Data Dialogue: The persistence potential of mobile genetic elements
Friday, January 24, 2020 - 11:45am to 1:00pm
Teng Wang (Duke BME)
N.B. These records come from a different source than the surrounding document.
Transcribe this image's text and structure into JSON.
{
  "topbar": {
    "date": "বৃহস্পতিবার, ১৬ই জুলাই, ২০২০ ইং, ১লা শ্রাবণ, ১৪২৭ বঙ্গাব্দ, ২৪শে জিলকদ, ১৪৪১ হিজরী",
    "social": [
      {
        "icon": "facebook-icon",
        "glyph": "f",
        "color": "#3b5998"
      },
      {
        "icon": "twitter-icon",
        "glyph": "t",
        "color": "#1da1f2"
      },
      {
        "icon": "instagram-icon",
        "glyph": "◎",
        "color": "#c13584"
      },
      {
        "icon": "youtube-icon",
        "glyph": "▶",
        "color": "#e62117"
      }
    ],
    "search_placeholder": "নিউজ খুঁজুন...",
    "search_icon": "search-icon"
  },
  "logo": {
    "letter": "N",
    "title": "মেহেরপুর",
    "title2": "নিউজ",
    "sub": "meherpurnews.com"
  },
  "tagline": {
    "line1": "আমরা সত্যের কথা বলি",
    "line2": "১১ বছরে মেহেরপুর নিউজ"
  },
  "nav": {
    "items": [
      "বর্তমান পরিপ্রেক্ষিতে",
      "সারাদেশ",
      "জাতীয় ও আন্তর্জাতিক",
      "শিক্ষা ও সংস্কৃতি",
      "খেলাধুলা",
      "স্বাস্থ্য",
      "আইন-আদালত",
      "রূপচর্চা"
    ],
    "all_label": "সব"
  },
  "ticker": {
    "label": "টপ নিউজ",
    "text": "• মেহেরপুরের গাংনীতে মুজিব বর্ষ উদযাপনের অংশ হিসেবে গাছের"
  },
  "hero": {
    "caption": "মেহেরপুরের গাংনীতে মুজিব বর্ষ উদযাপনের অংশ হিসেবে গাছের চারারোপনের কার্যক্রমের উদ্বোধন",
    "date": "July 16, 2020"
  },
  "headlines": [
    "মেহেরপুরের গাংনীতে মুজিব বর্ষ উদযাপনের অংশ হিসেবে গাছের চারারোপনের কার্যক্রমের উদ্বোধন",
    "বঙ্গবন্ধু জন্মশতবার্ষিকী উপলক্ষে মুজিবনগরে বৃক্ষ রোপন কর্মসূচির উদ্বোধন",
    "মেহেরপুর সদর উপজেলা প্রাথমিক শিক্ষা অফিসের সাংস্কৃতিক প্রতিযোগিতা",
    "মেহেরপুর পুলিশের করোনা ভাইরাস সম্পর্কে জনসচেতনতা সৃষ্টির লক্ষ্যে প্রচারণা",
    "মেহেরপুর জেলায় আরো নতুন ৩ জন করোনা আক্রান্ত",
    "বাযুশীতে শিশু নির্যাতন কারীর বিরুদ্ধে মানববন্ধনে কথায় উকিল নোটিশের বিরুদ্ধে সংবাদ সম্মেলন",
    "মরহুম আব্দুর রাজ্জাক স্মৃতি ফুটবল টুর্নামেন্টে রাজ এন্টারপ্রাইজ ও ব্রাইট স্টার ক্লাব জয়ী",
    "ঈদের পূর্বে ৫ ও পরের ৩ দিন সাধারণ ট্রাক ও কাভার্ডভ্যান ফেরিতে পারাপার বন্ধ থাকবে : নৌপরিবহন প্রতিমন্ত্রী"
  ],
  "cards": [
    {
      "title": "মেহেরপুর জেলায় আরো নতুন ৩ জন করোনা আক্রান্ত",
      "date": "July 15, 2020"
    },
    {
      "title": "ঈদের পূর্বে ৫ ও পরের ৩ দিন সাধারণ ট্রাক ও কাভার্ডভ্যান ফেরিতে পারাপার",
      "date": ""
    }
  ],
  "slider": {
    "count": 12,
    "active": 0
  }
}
Mobile genetic elements (MGEs), such as plasmids, phages, and transposons, play a critical role in mediating the transfer and maintenance of diverse traits and functions in microbial communities. This role depends on the ability of MGEs to persist. For a community consisting of multiple populations transferring multiple MGEs, however, the conditions underlying the persistence of these MGEs are poorly understood. Computationally, this difficulty arises from the combinatory explosion associated with describing the gene flow in a complex community using the conventional modeling framework. Here, we describe an MGE-centric framework that makes it computationally feasible to analyze such transfer dynamics. Using this framework, we derive a general, heuristic metric that predicts the persistence and abundance of any MGEs. We call this metric the persistence potential. We validate the metric by using engineered microbial consortia transferring mobilizable plasmids, and by the quantitative data available in the literature. Our modeling framework and the resulting metric have implications for developing quantitative understanding of natural microbial communities and for guiding the engineering of microbial consortia utilizing gene transfer.